Máté, your story is amazingly beautiful, I'd say it is subtle. It entered my memory and touched many strings, I'm probably too sensitive these days but still your writing is beautiful and you told a story that, from where I see it, needed to be told. Thank you for giving a voice to this place and let us listen to it.
Thank You Ma'te'. I am older now and experienced something similar but also very different. Returning to my home town in Wyo, after many many years and the passing of most of my family. The town is vastly different, even the horizon because of new and bigger buildings. The wild horses were gone replaced by a Walmart. Occasionally I could catch the whif of the sagebrush. Loss.
Máté, you almost made me cry. I am Ukrainian and an relate. The current war in Eastern Ukraine has no purpose except Putin ambitions, 10 000 Ukrainians died for the past 5 years of war...

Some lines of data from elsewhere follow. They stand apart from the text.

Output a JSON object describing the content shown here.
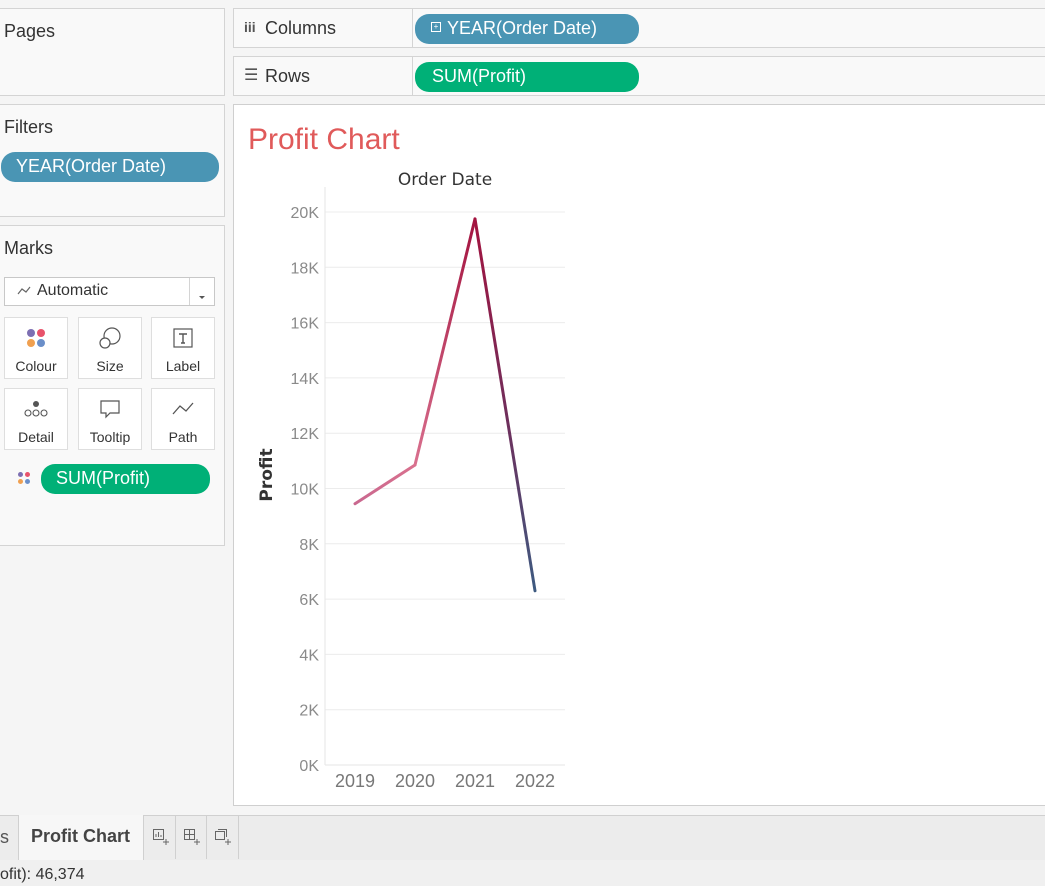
{
  "pages_panel": {
    "title": "Pages"
  },
  "shelves": {
    "columns": {
      "label": "Columns",
      "pill": "YEAR(Order Date)"
    },
    "rows": {
      "label": "Rows",
      "pill": "SUM(Profit)"
    }
  },
  "filters_panel": {
    "title": "Filters",
    "pill": "YEAR(Order Date)"
  },
  "marks_panel": {
    "title": "Marks",
    "mark_type": "Automatic",
    "cards": {
      "colour": "Colour",
      "size": "Size",
      "label": "Label",
      "detail": "Detail",
      "tooltip": "Tooltip",
      "path": "Path"
    },
    "colour_pill": "SUM(Profit)"
  },
  "sheet": {
    "title": "Profit Chart"
  },
  "chart_data": {
    "type": "line",
    "title": "Order Date",
    "xlabel": "Order Date",
    "ylabel": "Profit",
    "categories": [
      "2019",
      "2020",
      "2021",
      "2022"
    ],
    "series": [
      {
        "values": [
          9450,
          10850,
          19750,
          6300
        ]
      }
    ],
    "ylim": [
      0,
      20000
    ],
    "y_ticks": [
      "0K",
      "2K",
      "4K",
      "6K",
      "8K",
      "10K",
      "12K",
      "14K",
      "16K",
      "18K",
      "20K"
    ],
    "grid": true,
    "color_scale": "profit-gradient",
    "colors": {
      "low": "#3d5a80",
      "mid": "#d9708e",
      "high": "#a3133f"
    }
  },
  "tabs": {
    "prev_tab_fragment": "s",
    "active_tab": "Profit Chart"
  },
  "status": {
    "text": "ofit): 46,374"
  },
  "colors": {
    "blue_pill": "#4a95b4",
    "green_pill": "#00b077",
    "sheet_title": "#e05a5a"
  }
}
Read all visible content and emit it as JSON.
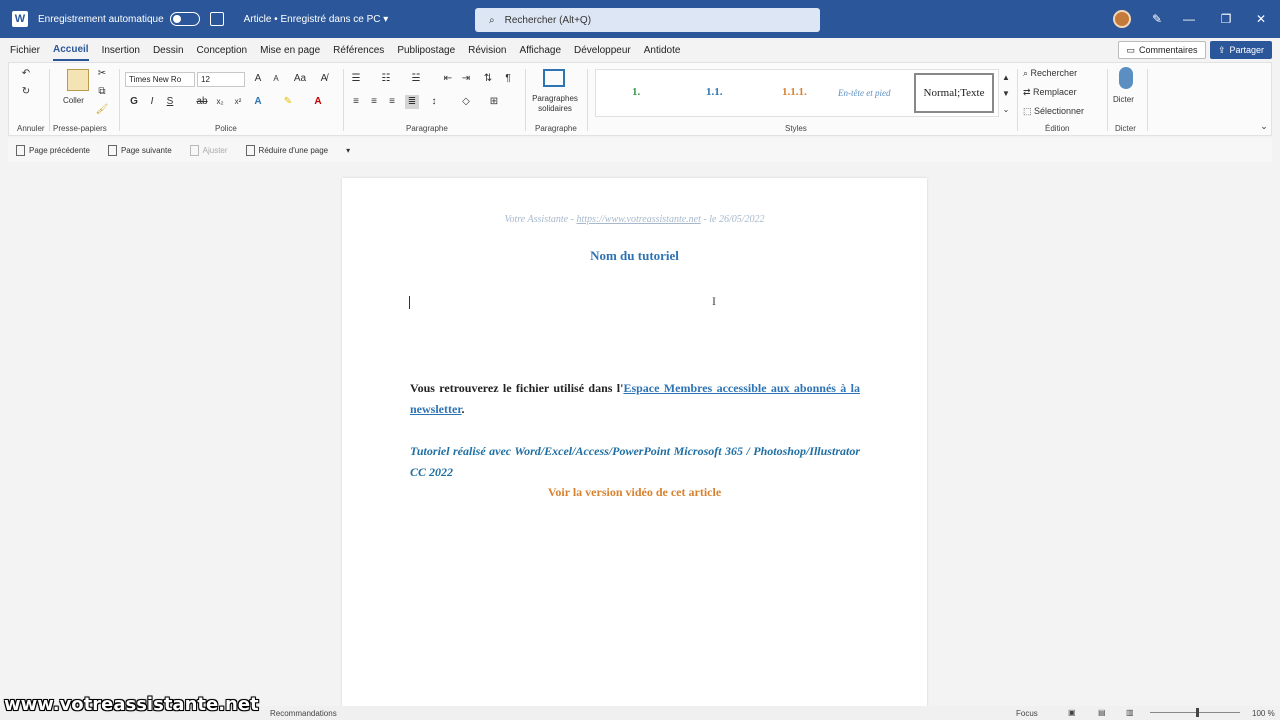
{
  "titlebar": {
    "app_icon": "W",
    "autosave_label": "Enregistrement automatique",
    "doc_name": "Article • Enregistré dans ce PC ▾",
    "search_placeholder": "Rechercher (Alt+Q)"
  },
  "menu": {
    "tabs": [
      "Fichier",
      "Accueil",
      "Insertion",
      "Dessin",
      "Conception",
      "Mise en page",
      "Références",
      "Publipostage",
      "Révision",
      "Affichage",
      "Développeur",
      "Antidote"
    ],
    "active": "Accueil",
    "comments_label": "Commentaires",
    "share_label": "Partager"
  },
  "ribbon": {
    "undo_label": "Annuler",
    "paste_label": "Coller",
    "clipboard_label": "Presse-papiers",
    "font_name": "Times New Ro",
    "font_size": "12",
    "font_group": "Police",
    "paragraph_group": "Paragraphe",
    "solidary_label": "Paragraphes solidaires",
    "solidary_group": "Paragraphe",
    "styles": [
      "1.",
      "1.1.",
      "1.1.1.",
      "En-tête et pied",
      "Normal;Texte"
    ],
    "styles_group": "Styles",
    "find_label": "Rechercher",
    "replace_label": "Remplacer",
    "select_label": "Sélectionner",
    "edit_group": "Édition",
    "dictate_label": "Dicter",
    "voice_group": "Dicter"
  },
  "navbar": {
    "prev": "Page précédente",
    "next": "Page suivante",
    "adjust": "Ajuster",
    "shrink": "Réduire d'une page"
  },
  "document": {
    "header_text": "Votre Assistante - ",
    "header_link": "https://www.votreassistante.net",
    "header_date": " - le 26/05/2022",
    "title": "Nom du tutoriel",
    "para1_text": "Vous retrouverez le fichier utilisé dans l'",
    "para1_link": "Espace Membres accessible aux abonnés à la newsletter",
    "para1_end": ".",
    "para2": "Tutoriel réalisé avec Word/Excel/Access/PowerPoint Microsoft 365 / Photoshop/Illustrator CC 2022",
    "para3": "Voir la version vidéo de cet article"
  },
  "statusbar": {
    "left": "Recommandations",
    "focus": "Focus",
    "zoom": "100 %"
  },
  "watermark": "www.votreassistante.net",
  "colors": {
    "title_bar": "#2b579a",
    "heading": "#2e74b5",
    "accent_orange": "#d7822f"
  }
}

What a moving write I had to look away. What a wonderful read, my friend (at least, the world of writing,, I felt you are).